(What is required): Using the listing below, say how many lines have the string "date" in them, giving the number alone.

(Recorded information):
----
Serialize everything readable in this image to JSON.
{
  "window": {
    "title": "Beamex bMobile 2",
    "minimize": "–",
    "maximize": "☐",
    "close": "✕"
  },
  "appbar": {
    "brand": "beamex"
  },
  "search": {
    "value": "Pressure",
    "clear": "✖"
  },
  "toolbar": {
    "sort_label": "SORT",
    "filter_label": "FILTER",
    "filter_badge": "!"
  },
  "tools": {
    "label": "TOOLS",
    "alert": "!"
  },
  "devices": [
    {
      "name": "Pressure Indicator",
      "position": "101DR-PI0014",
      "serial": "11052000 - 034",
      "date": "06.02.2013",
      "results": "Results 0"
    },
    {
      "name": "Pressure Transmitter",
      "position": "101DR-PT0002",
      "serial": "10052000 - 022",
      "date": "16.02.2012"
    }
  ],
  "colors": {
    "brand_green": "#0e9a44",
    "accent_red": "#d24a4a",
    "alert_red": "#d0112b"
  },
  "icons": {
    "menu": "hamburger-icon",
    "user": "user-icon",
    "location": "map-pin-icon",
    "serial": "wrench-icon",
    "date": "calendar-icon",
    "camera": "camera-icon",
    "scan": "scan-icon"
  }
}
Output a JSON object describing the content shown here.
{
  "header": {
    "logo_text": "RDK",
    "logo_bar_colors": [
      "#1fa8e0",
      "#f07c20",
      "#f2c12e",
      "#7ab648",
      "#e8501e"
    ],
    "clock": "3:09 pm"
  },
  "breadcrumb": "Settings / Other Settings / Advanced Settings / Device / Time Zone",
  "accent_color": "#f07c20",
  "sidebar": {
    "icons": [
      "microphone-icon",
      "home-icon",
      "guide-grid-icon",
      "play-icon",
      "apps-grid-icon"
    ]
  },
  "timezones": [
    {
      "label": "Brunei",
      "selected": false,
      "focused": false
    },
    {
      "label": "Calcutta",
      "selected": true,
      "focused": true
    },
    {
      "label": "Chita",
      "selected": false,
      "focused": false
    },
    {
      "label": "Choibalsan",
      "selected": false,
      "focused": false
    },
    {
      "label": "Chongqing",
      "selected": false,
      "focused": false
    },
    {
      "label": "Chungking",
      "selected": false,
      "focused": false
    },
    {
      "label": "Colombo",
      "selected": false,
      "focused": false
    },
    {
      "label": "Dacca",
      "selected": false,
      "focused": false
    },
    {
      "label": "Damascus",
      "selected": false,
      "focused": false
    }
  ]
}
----
(Written solution): 3